- Principals give themselves high marks in areas such as communicating a clear vision for their school and setting high standards for teaching, but teachers are a bit more reserved in their ratings, according to new results from the RAND Corporation’s American Educator Panel (AEP).
- Almost 100% of school leaders responding to the survey agreed that they set clear expectations about meeting instructional goals, while 77% of teachers responding felt this way about their principals.
- While teachers still have positive views of principals, the authors recommend that principals adopt “360-degree reviews,” such as the Vanderbilt Assessment of Leadership in Education, to “guide reflective organizational improvement.”
It’s unlikely that school leaders and classroom teachers will ever view instructional topics, working conditions or other issues in the same ways. Similar data released by the AEP last fall showed far more principals than teachers think teachers are involved in decisions affecting their schools. There was also a gap between administrators’ and educators’ views on whether teachers feel comfortable voicing their concerns.

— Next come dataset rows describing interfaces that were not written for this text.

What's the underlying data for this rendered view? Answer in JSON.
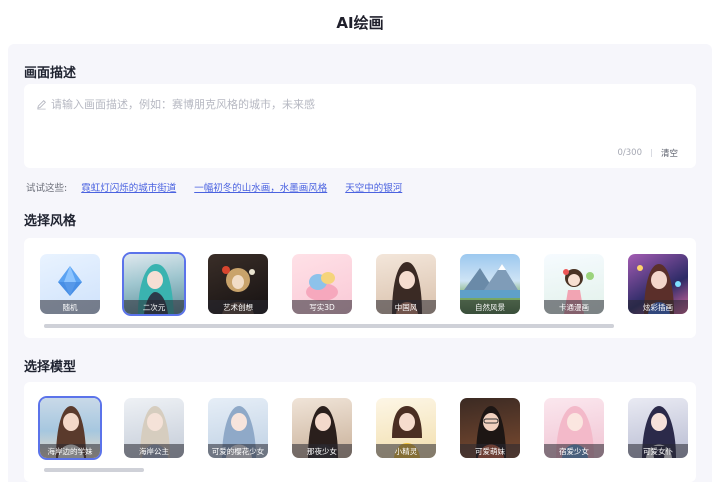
{
  "header": {
    "title": "AI绘画"
  },
  "description": {
    "section_title": "画面描述",
    "placeholder": "请输入画面描述，例如：赛博朋克风格的城市，未来感",
    "counter": "0/300",
    "clear_label": "清空"
  },
  "suggestions": {
    "label": "试试这些:",
    "items": [
      "霓虹灯闪烁的城市街道",
      "一幅初冬的山水画，水墨画风格",
      "天空中的银河"
    ]
  },
  "styles": {
    "section_title": "选择风格",
    "items": [
      {
        "label": "随机",
        "icon": "diamond-icon"
      },
      {
        "label": "二次元",
        "selected": true
      },
      {
        "label": "艺术创想"
      },
      {
        "label": "写实3D"
      },
      {
        "label": "中国风"
      },
      {
        "label": "自然风景"
      },
      {
        "label": "卡通漫画"
      },
      {
        "label": "炫彩插画"
      }
    ]
  },
  "models": {
    "section_title": "选择模型",
    "items": [
      {
        "label": "海岸边的学妹",
        "selected": true
      },
      {
        "label": "海岸公主"
      },
      {
        "label": "可爱的樱花少女"
      },
      {
        "label": "那夜少女"
      },
      {
        "label": "小精灵"
      },
      {
        "label": "可爱萌妹"
      },
      {
        "label": "宿爱少女"
      },
      {
        "label": "可爱女仆"
      }
    ]
  },
  "colors": {
    "accent": "#5b73ea",
    "link": "#4b63e0",
    "page_bg": "#f6f6fb"
  }
}
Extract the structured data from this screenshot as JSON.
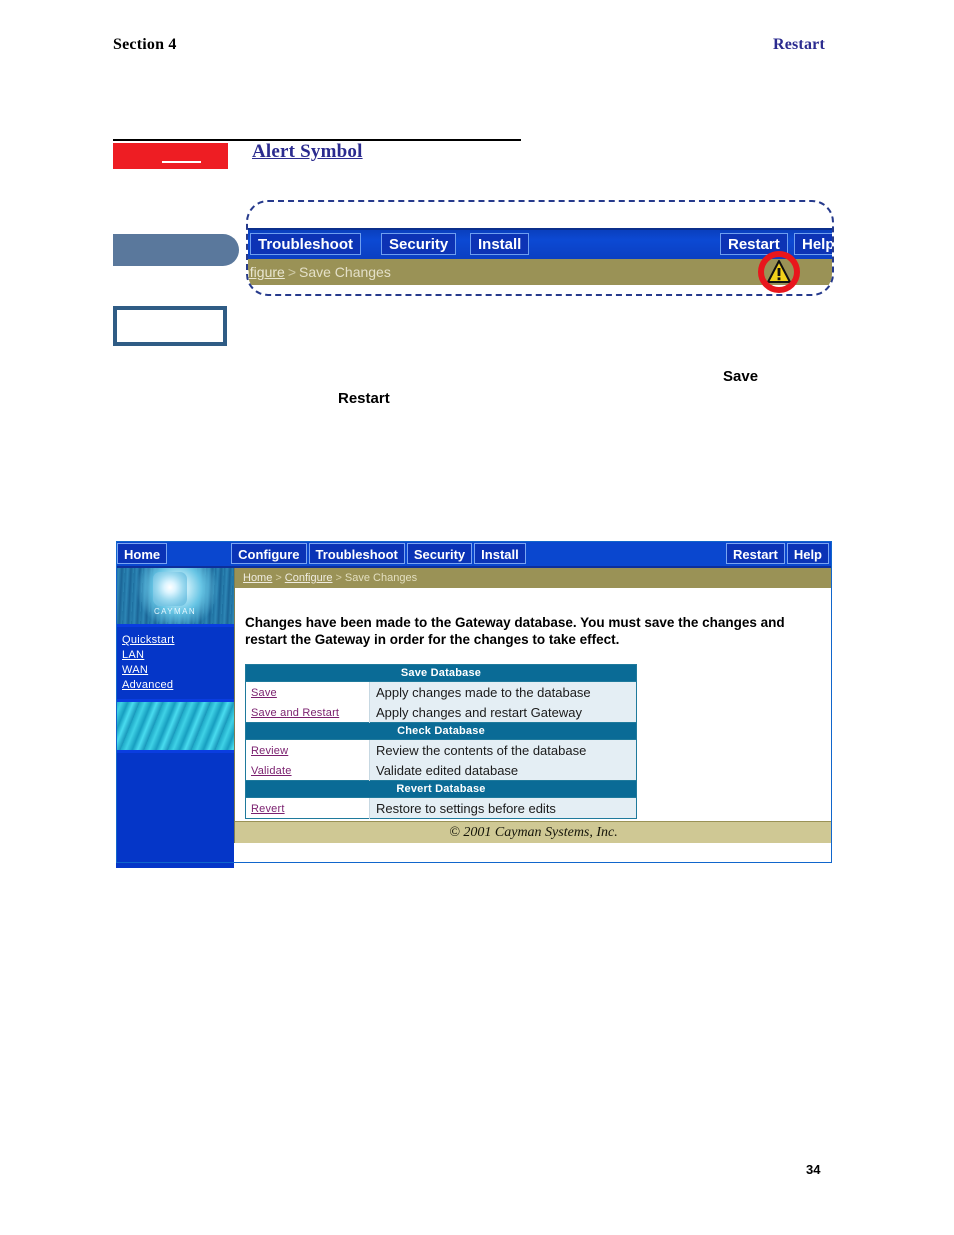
{
  "page": {
    "section_label": "Section 4",
    "header_chapter": "Restart",
    "page_number": "34"
  },
  "heading": {
    "title": "Alert Symbol"
  },
  "callout_detail": {
    "nav_buttons": [
      "Troubleshoot",
      "Security",
      "Install"
    ],
    "nav_right_buttons": [
      "Restart",
      "Help"
    ],
    "breadcrumb": {
      "truncated_link": "nfigure",
      "separator": ">",
      "current": "Save Changes"
    },
    "alert_icon_name": "warning-triangle-icon",
    "highlight_color": "#e8161c"
  },
  "body_words": {
    "save": "Save",
    "restart": "Restart"
  },
  "screenshot": {
    "nav": {
      "home": "Home",
      "items": [
        "Configure",
        "Troubleshoot",
        "Security",
        "Install"
      ],
      "right": [
        "Restart",
        "Help"
      ]
    },
    "sidebar": {
      "logo_text": "CAYMAN",
      "links": [
        "Quickstart",
        "LAN",
        "WAN",
        "Advanced"
      ]
    },
    "breadcrumb": {
      "links": [
        "Home",
        "Configure"
      ],
      "separator": ">",
      "current": "Save Changes"
    },
    "message": "Changes have been made to the Gateway database. You must save the changes and restart the Gateway in order for the changes to take effect.",
    "table": {
      "sections": [
        {
          "header": "Save Database",
          "rows": [
            {
              "link": "Save",
              "description": "Apply changes made to the database"
            },
            {
              "link": "Save and Restart",
              "description": "Apply changes and restart Gateway"
            }
          ]
        },
        {
          "header": "Check Database",
          "rows": [
            {
              "link": "Review",
              "description": "Review the contents of the database"
            },
            {
              "link": "Validate",
              "description": "Validate edited database"
            }
          ]
        },
        {
          "header": "Revert Database",
          "rows": [
            {
              "link": "Revert",
              "description": "Restore to settings before edits"
            }
          ]
        }
      ]
    },
    "footer": "© 2001 Cayman Systems, Inc."
  },
  "colors": {
    "heading_blue": "#2b2b8f",
    "alert_red": "#ee1d23",
    "nav_blue": "#0a47cf",
    "breadcrumb_khaki": "#9a9256",
    "table_header": "#0a6b96",
    "link_purple": "#7a1f6e"
  }
}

In some ways, it’s O.K. that teachers and principals don’t see things the same way. Different perspectives on what’s happening throughout a school and how various initiatives and practices actually work in the classroom are valuable for school leaders. “Often, new school leaders don't fully understand the multiple dimensions of what's happening and the history of how the school has addressed similar situations before,” Cathy Toll, a consultant and a former principal, wrote in a 2017 post for the Association for Supervision and Curriculum Development. “It's wiser to listen and learn first. When leaders tune in to others, they understand challenges more completely, and as a result they'll be more likely to come up with productive solutions — or even better, to solicit further involvement by others.”
While Google forms and online surveys are common ways for administrators to gather faculty feedback, other methods include starting off meetings by asking teachers to write down one thing that went right that day or adding open-ended questions to surveys. If school leaders and school climate are big parts of why teachers stay at their schools — or not — then it’s important for principals to consider if the messages they think they are sending to staff members are being understood the same way.